Writing without revising is the literary equivalent of waltzing gaily out of the house in your underwear. —Patricia Fuller
Last week, my dogs went for their regular grooming session. I was amazed at what they were able to do for Muffin Man in just a few hours. Take a look.
That’s kind of what I do as an editor. I take a messy manuscript and make it magnificent—or at least better than it was.
No one wants to turn in a mediocre manuscript. But when we’re facing multiple deadlines and juggling other responsibilities, we need to figure out how to quickly revise our rough draft so that we can turn in a stellar final draft. But how?
Over the years, I’ve developed checklists to help me edit. I’ve also created lists to help me makeover my own manuscripts. Today, I’m sharing my checklist for a nonfiction article or blog post with you.
+Does the content accomplish what I promised or what the editor assigned?
+Review the article with the query letter in mind: did you present the points you promised to explore?
+Review the article from the point of view of the editor: does the article accomplish the goals outlined in the assignment?
+Does the lead hook the reader with juicy language and one of the following: a great idea, good information, or a compelling story?
+Do I support my claims with adequate information from interviews with experts, anecdotal evidence, or research.
+Have I sufficiently explained difficult or challenging ideas?
+Have I left out any key information or points?
+Have I included any information that doesn’t fit?
+Does any of my content raise issues I do not want the article to address? (E.g., political or social issues)
+Have I adequately identified terms and people who appear in the article?
+Does the article end in a way that’s appropriate to the medium?
+Does the conclusion adequately wrap up the piece?
+Does the conclusion offer the reader something helpful to take with them.
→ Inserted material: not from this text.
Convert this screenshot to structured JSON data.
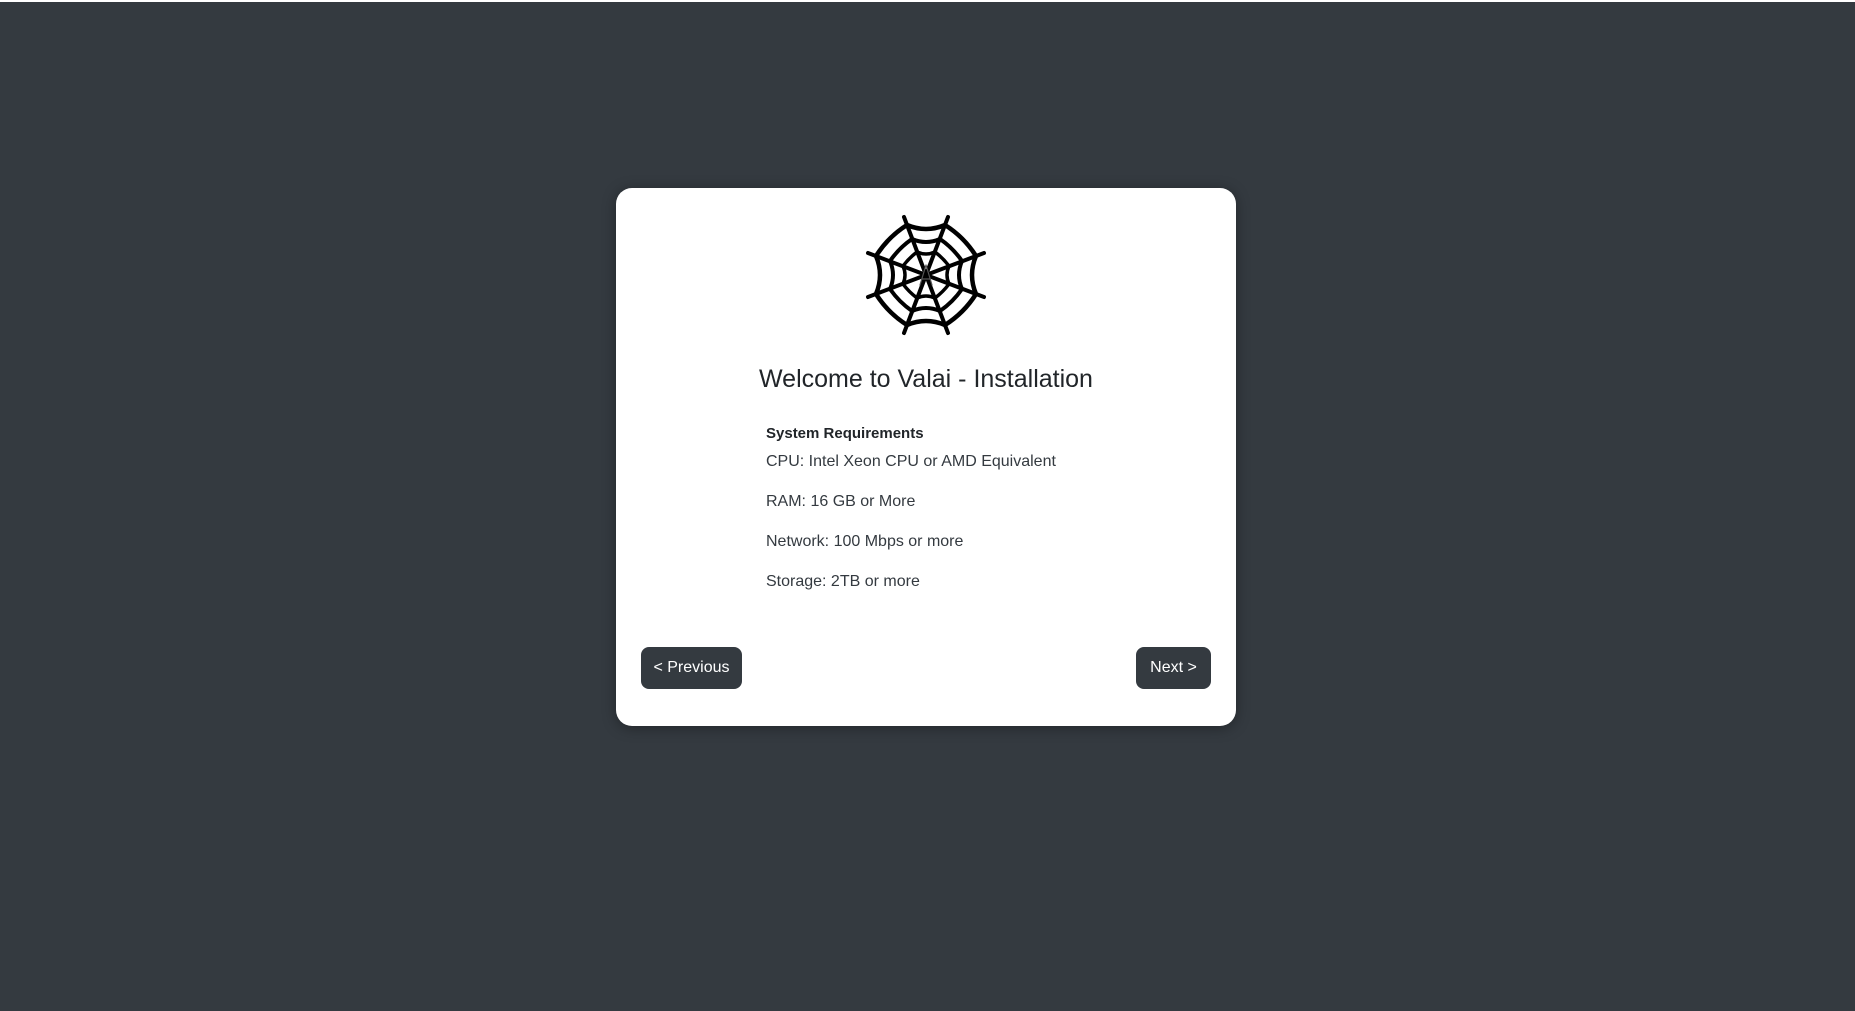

This will differ depending on the topic and medium but it might include an idea, a challenge, or a new way of thinking about a topic.
+Does the conclusion answer the question, “Why does this [topic] matter?”
+Do the headers help the reader follow the information presented in the article?
+Is the content organized in a way that works for the medium? (E.g., in an online article, most editors want the juiciest information at the top of the article because readers don’t always read through. In a print publication, the requirements may be just the opposite.)
1. Does the piece meet the technical requirements of the assignment?
+Is it the right length (word count)?
+Have I provided all of the pieces the editor asked for? In addition to the article, that may include a sidebar, research links, headers, quizzes, author bio, photos or any other additional information required by the assignment.
+Is it in the format the editor asked for? (RTF, MSWord, etc.)
+Have I used any jargon? Is that acceptable for this publication, or do I need to change it?
+Did I write enough of the article in active voice to keep the information interesting and lively?
+Is my sentence length appropriate for the piece and the publication?
+If I’m using headers, are they parallel construction?
+Is the point of view consistent?
+Do my pronouns refer to clearly identified subjects?
+Have I checked the article for my frequent mistakes? (Pro Tip: Create a list of the mistakes you tend to make repeatedly.)
3. The Nitty Gritty
+Have I proofread the article for grammatical, spelling, and typographical errors?
Your turn: What else?
What else would you add to my checklist? Add your comment below. When I have everyone’s suggestions, I’ll put together a big ol’ checklist that you can download and use in your own writing.